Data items
__________________________________________________

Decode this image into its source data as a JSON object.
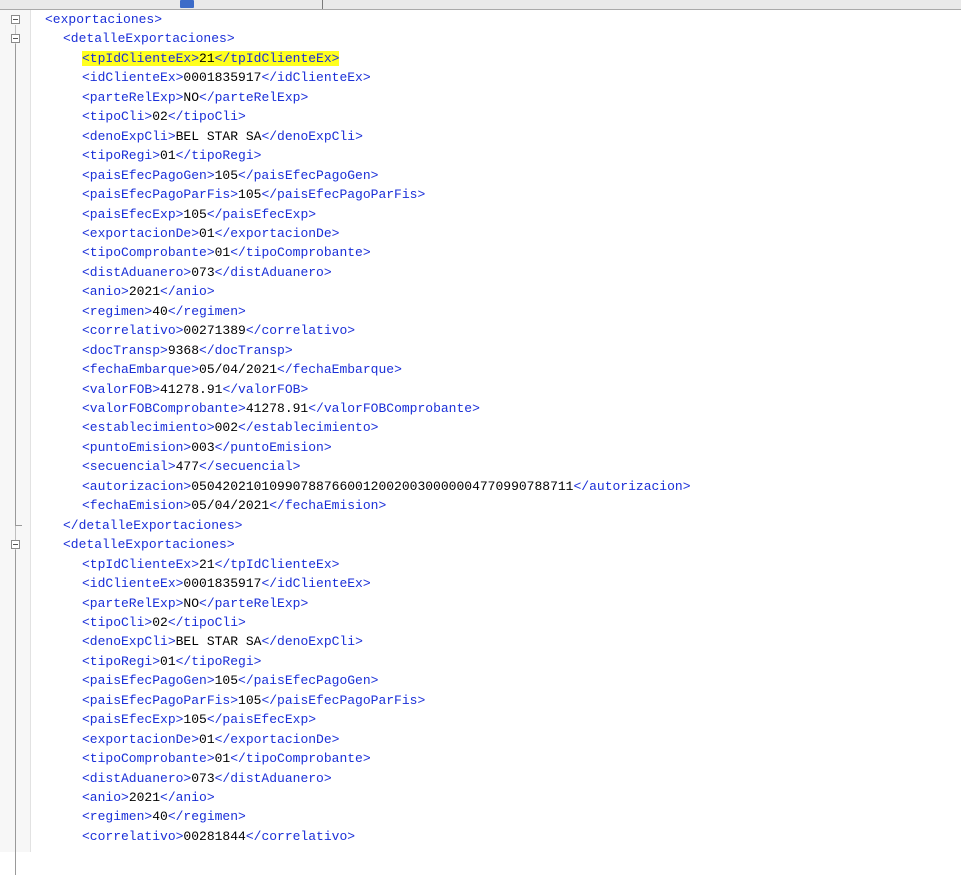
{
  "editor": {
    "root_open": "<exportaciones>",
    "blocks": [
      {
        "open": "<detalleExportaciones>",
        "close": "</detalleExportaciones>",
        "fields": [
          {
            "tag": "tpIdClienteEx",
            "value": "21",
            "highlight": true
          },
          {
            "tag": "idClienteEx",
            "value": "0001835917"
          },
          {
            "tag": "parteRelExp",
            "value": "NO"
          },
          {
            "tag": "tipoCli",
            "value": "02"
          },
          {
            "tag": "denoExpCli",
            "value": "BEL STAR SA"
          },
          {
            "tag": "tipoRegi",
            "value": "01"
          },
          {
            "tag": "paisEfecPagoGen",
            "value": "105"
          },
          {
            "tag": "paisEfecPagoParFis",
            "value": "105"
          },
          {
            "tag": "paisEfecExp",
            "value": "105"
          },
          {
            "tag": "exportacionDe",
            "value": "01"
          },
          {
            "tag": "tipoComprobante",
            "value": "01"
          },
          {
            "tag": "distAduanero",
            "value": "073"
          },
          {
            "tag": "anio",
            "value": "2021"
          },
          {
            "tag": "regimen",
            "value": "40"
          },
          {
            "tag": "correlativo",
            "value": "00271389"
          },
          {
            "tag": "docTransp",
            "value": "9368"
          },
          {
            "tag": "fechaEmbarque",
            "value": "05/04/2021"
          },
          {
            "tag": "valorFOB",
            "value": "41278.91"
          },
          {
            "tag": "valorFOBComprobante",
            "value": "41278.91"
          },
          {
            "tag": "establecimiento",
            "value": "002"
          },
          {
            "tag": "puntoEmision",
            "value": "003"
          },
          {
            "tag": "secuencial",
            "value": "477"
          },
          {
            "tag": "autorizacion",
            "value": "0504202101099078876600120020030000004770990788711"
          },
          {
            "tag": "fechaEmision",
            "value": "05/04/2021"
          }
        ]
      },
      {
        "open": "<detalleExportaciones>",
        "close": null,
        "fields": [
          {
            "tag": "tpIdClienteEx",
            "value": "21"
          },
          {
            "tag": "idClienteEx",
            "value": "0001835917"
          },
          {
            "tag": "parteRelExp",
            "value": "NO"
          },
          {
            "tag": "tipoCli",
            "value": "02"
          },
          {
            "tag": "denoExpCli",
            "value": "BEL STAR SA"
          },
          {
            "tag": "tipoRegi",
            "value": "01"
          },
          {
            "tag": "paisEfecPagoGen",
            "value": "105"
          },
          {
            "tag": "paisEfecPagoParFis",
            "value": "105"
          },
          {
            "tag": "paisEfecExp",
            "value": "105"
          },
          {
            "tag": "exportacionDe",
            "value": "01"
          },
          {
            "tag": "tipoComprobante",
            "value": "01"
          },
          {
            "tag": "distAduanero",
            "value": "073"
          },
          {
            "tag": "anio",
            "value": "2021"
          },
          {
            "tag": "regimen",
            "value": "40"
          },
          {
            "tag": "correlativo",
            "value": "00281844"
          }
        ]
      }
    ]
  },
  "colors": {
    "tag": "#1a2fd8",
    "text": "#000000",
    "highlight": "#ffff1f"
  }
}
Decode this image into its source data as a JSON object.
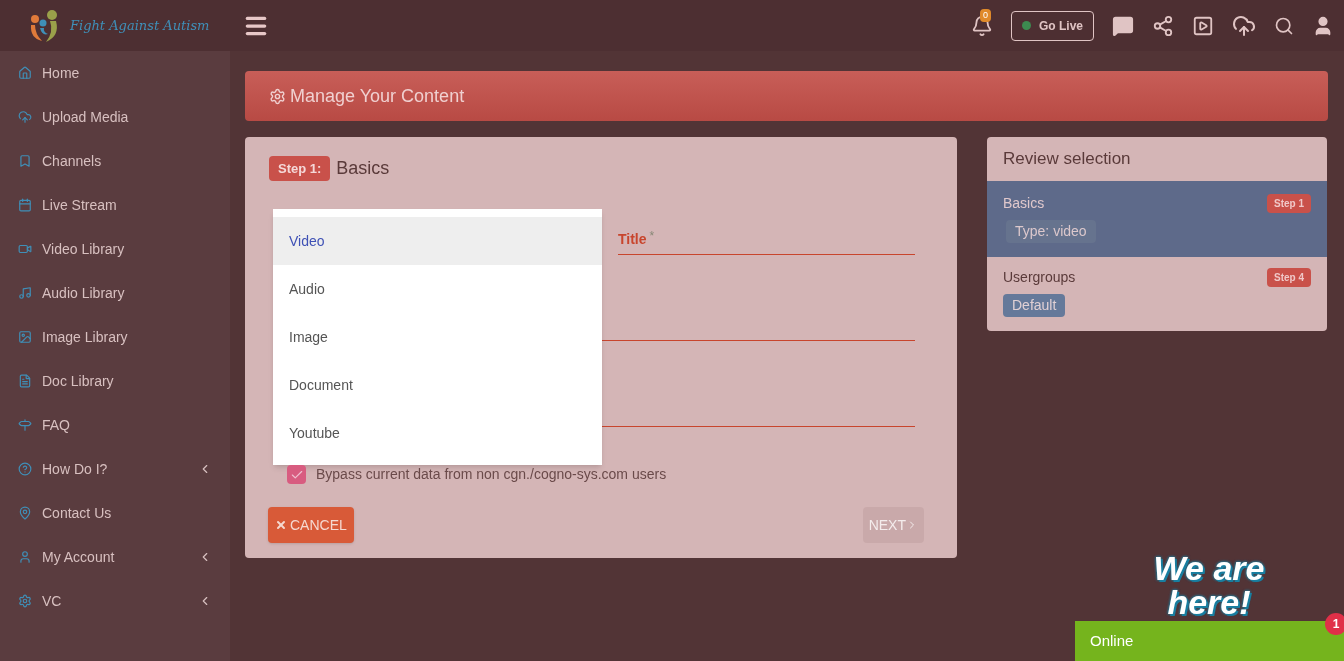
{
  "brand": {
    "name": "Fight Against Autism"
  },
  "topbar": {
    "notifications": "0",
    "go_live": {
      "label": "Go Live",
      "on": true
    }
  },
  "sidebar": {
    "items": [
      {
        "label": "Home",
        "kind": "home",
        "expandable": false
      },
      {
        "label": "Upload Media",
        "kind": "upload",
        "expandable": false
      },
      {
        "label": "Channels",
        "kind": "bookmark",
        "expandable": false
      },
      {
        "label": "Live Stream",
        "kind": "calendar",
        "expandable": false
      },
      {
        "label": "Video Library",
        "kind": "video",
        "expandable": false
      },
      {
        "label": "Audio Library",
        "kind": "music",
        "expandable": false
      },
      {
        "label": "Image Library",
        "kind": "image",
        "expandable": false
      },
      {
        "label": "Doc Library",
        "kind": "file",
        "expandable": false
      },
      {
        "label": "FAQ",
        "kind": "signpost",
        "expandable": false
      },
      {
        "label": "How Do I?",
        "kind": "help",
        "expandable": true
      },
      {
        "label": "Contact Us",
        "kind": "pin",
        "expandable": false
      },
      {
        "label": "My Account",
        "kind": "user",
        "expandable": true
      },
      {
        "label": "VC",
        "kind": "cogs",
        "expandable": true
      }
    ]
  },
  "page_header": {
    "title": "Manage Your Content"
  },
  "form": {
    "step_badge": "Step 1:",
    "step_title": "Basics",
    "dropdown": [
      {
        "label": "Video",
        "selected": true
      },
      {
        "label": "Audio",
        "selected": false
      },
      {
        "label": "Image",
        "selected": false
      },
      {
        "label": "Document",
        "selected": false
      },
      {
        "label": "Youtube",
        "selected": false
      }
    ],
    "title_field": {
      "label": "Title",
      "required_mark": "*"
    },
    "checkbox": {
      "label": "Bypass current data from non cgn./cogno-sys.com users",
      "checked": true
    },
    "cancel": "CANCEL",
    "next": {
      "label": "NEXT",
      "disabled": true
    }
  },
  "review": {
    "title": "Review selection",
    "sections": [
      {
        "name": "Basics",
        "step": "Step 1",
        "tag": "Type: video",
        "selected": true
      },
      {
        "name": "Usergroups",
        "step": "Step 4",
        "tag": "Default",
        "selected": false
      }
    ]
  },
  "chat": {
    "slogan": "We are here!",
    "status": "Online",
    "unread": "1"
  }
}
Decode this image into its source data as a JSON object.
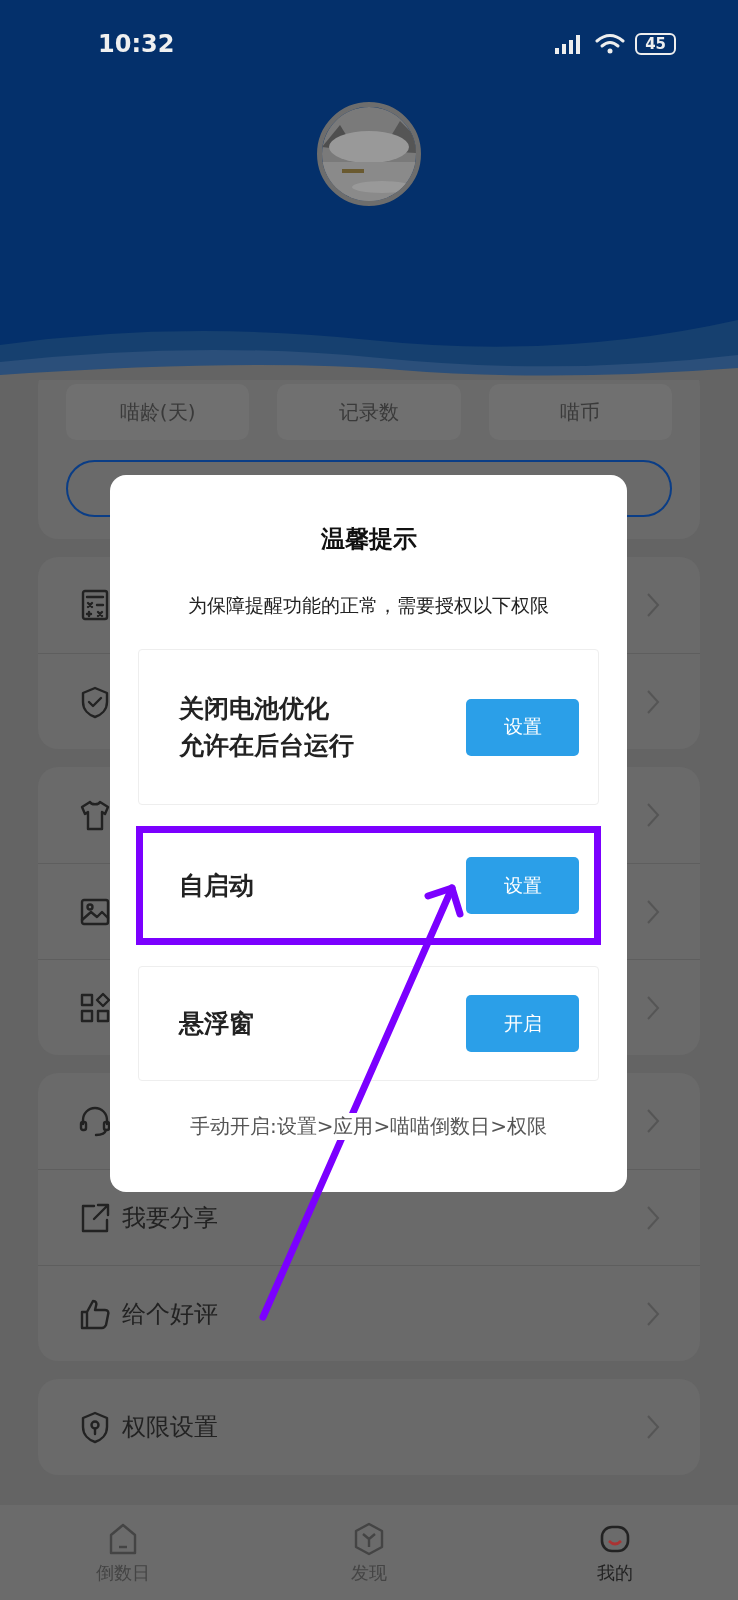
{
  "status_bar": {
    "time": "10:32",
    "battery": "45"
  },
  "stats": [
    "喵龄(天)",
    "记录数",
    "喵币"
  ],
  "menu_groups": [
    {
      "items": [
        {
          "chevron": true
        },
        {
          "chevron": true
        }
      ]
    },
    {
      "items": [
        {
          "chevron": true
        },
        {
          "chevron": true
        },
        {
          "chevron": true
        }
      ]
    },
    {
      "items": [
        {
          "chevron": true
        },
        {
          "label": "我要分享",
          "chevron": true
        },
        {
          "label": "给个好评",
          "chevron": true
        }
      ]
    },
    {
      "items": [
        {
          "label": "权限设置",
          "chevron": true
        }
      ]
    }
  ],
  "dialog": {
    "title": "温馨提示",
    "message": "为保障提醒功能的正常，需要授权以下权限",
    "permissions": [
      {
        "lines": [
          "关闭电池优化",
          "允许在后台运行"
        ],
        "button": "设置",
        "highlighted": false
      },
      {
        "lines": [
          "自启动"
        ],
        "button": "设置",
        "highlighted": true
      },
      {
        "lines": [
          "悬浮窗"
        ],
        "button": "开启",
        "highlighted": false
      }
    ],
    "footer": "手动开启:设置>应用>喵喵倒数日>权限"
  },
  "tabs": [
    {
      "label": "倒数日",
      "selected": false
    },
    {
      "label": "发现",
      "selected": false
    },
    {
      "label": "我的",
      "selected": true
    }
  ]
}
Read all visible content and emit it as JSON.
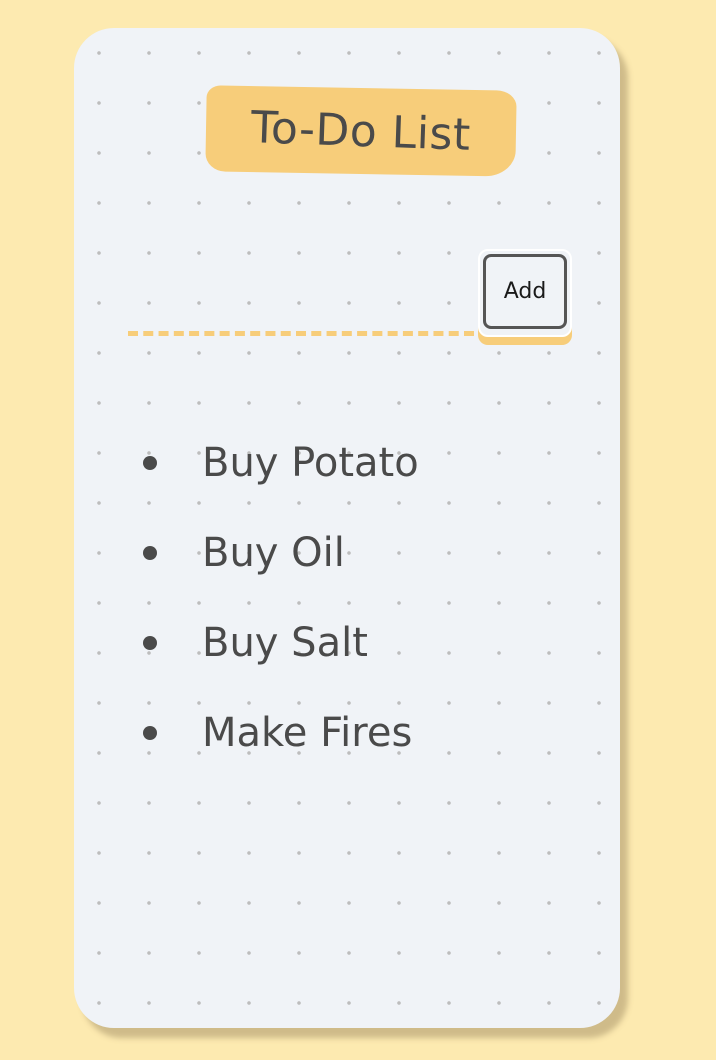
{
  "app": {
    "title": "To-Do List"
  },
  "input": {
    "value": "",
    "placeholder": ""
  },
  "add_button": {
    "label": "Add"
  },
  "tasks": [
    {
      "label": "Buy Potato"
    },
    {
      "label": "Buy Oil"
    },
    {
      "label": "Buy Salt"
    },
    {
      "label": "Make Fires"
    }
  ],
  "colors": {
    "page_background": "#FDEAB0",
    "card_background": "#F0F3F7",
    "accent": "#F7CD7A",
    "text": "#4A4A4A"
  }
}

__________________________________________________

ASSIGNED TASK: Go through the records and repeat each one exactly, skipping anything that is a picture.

EXPECTED ANSWER:
Decode this image into its source data as a JSON object.
{
  "editor": {
    "root_open": "<exportaciones>",
    "blocks": [
      {
        "open": "<detalleExportaciones>",
        "close": "</detalleExportaciones>",
        "fields": [
          {
            "tag": "tpIdClienteEx",
            "value": "21",
            "highlight": true
          },
          {
            "tag": "idClienteEx",
            "value": "0001835917"
          },
          {
            "tag": "parteRelExp",
            "value": "NO"
          },
          {
            "tag": "tipoCli",
            "value": "02"
          },
          {
            "tag": "denoExpCli",
            "value": "BEL STAR SA"
          },
          {
            "tag": "tipoRegi",
            "value": "01"
          },
          {
            "tag": "paisEfecPagoGen",
            "value": "105"
          },
          {
            "tag": "paisEfecPagoParFis",
            "value": "105"
          },
          {
            "tag": "paisEfecExp",
            "value": "105"
          },
          {
            "tag": "exportacionDe",
            "value": "01"
          },
          {
            "tag": "tipoComprobante",
            "value": "01"
          },
          {
            "tag": "distAduanero",
            "value": "073"
          },
          {
            "tag": "anio",
            "value": "2021"
          },
          {
            "tag": "regimen",
            "value": "40"
          },
          {
            "tag": "correlativo",
            "value": "00271389"
          },
          {
            "tag": "docTransp",
            "value": "9368"
          },
          {
            "tag": "fechaEmbarque",
            "value": "05/04/2021"
          },
          {
            "tag": "valorFOB",
            "value": "41278.91"
          },
          {
            "tag": "valorFOBComprobante",
            "value": "41278.91"
          },
          {
            "tag": "establecimiento",
            "value": "002"
          },
          {
            "tag": "puntoEmision",
            "value": "003"
          },
          {
            "tag": "secuencial",
            "value": "477"
          },
          {
            "tag": "autorizacion",
            "value": "0504202101099078876600120020030000004770990788711"
          },
          {
            "tag": "fechaEmision",
            "value": "05/04/2021"
          }
        ]
      },
      {
        "open": "<detalleExportaciones>",
        "close": null,
        "fields": [
          {
            "tag": "tpIdClienteEx",
            "value": "21"
          },
          {
            "tag": "idClienteEx",
            "value": "0001835917"
          },
          {
            "tag": "parteRelExp",
            "value": "NO"
          },
          {
            "tag": "tipoCli",
            "value": "02"
          },
          {
            "tag": "denoExpCli",
            "value": "BEL STAR SA"
          },
          {
            "tag": "tipoRegi",
            "value": "01"
          },
          {
            "tag": "paisEfecPagoGen",
            "value": "105"
          },
          {
            "tag": "paisEfecPagoParFis",
            "value": "105"
          },
          {
            "tag": "paisEfecExp",
            "value": "105"
          },
          {
            "tag": "exportacionDe",
            "value": "01"
          },
          {
            "tag": "tipoComprobante",
            "value": "01"
          },
          {
            "tag": "distAduanero",
            "value": "073"
          },
          {
            "tag": "anio",
            "value": "2021"
          },
          {
            "tag": "regimen",
            "value": "40"
          },
          {
            "tag": "correlativo",
            "value": "00281844"
          }
        ]
      }
    ]
  },
  "colors": {
    "tag": "#1a2fd8",
    "text": "#000000",
    "highlight": "#ffff1f"
  }
}
Decode this image into its source data as a JSON object.
{
  "brand": {
    "name": "Fight Against Autism"
  },
  "topbar": {
    "notifications": "0",
    "go_live": {
      "label": "Go Live",
      "on": true
    }
  },
  "sidebar": {
    "items": [
      {
        "label": "Home",
        "kind": "home",
        "expandable": false
      },
      {
        "label": "Upload Media",
        "kind": "upload",
        "expandable": false
      },
      {
        "label": "Channels",
        "kind": "bookmark",
        "expandable": false
      },
      {
        "label": "Live Stream",
        "kind": "calendar",
        "expandable": false
      },
      {
        "label": "Video Library",
        "kind": "video",
        "expandable": false
      },
      {
        "label": "Audio Library",
        "kind": "music",
        "expandable": false
      },
      {
        "label": "Image Library",
        "kind": "image",
        "expandable": false
      },
      {
        "label": "Doc Library",
        "kind": "file",
        "expandable": false
      },
      {
        "label": "FAQ",
        "kind": "signpost",
        "expandable": false
      },
      {
        "label": "How Do I?",
        "kind": "help",
        "expandable": true
      },
      {
        "label": "Contact Us",
        "kind": "pin",
        "expandable": false
      },
      {
        "label": "My Account",
        "kind": "user",
        "expandable": true
      },
      {
        "label": "VC",
        "kind": "cogs",
        "expandable": true
      }
    ]
  },
  "page_header": {
    "title": "Manage Your Content"
  },
  "form": {
    "step_badge": "Step 1:",
    "step_title": "Basics",
    "dropdown": [
      {
        "label": "Video",
        "selected": true
      },
      {
        "label": "Audio",
        "selected": false
      },
      {
        "label": "Image",
        "selected": false
      },
      {
        "label": "Document",
        "selected": false
      },
      {
        "label": "Youtube",
        "selected": false
      }
    ],
    "title_field": {
      "label": "Title",
      "required_mark": "*"
    },
    "checkbox": {
      "label": "Bypass current data from non cgn./cogno-sys.com users",
      "checked": true
    },
    "cancel": "CANCEL",
    "next": {
      "label": "NEXT",
      "disabled": true
    }
  },
  "review": {
    "title": "Review selection",
    "sections": [
      {
        "name": "Basics",
        "step": "Step 1",
        "tag": "Type: video",
        "selected": true
      },
      {
        "name": "Usergroups",
        "step": "Step 4",
        "tag": "Default",
        "selected": false
      }
    ]
  },
  "chat": {
    "slogan": "We are here!",
    "status": "Online",
    "unread": "1"
  }
}
Decode this image into its source data as a JSON object.
{
  "status_bar": {
    "time": "10:32",
    "battery": "45"
  },
  "stats": [
    "喵龄(天)",
    "记录数",
    "喵币"
  ],
  "menu_groups": [
    {
      "items": [
        {
          "chevron": true
        },
        {
          "chevron": true
        }
      ]
    },
    {
      "items": [
        {
          "chevron": true
        },
        {
          "chevron": true
        },
        {
          "chevron": true
        }
      ]
    },
    {
      "items": [
        {
          "chevron": true
        },
        {
          "label": "我要分享",
          "chevron": true
        },
        {
          "label": "给个好评",
          "chevron": true
        }
      ]
    },
    {
      "items": [
        {
          "label": "权限设置",
          "chevron": true
        }
      ]
    }
  ],
  "dialog": {
    "title": "温馨提示",
    "message": "为保障提醒功能的正常，需要授权以下权限",
    "permissions": [
      {
        "lines": [
          "关闭电池优化",
          "允许在后台运行"
        ],
        "button": "设置",
        "highlighted": false
      },
      {
        "lines": [
          "自启动"
        ],
        "button": "设置",
        "highlighted": true
      },
      {
        "lines": [
          "悬浮窗"
        ],
        "button": "开启",
        "highlighted": false
      }
    ],
    "footer": "手动开启:设置>应用>喵喵倒数日>权限"
  },
  "tabs": [
    {
      "label": "倒数日",
      "selected": false
    },
    {
      "label": "发现",
      "selected": false
    },
    {
      "label": "我的",
      "selected": true
    }
  ]
}
Read all visible content and emit it as JSON.
{
  "app": {
    "title": "To-Do List"
  },
  "input": {
    "value": "",
    "placeholder": ""
  },
  "add_button": {
    "label": "Add"
  },
  "tasks": [
    {
      "label": "Buy Potato"
    },
    {
      "label": "Buy Oil"
    },
    {
      "label": "Buy Salt"
    },
    {
      "label": "Make Fires"
    }
  ],
  "colors": {
    "page_background": "#FDEAB0",
    "card_background": "#F0F3F7",
    "accent": "#F7CD7A",
    "text": "#4A4A4A"
  }
}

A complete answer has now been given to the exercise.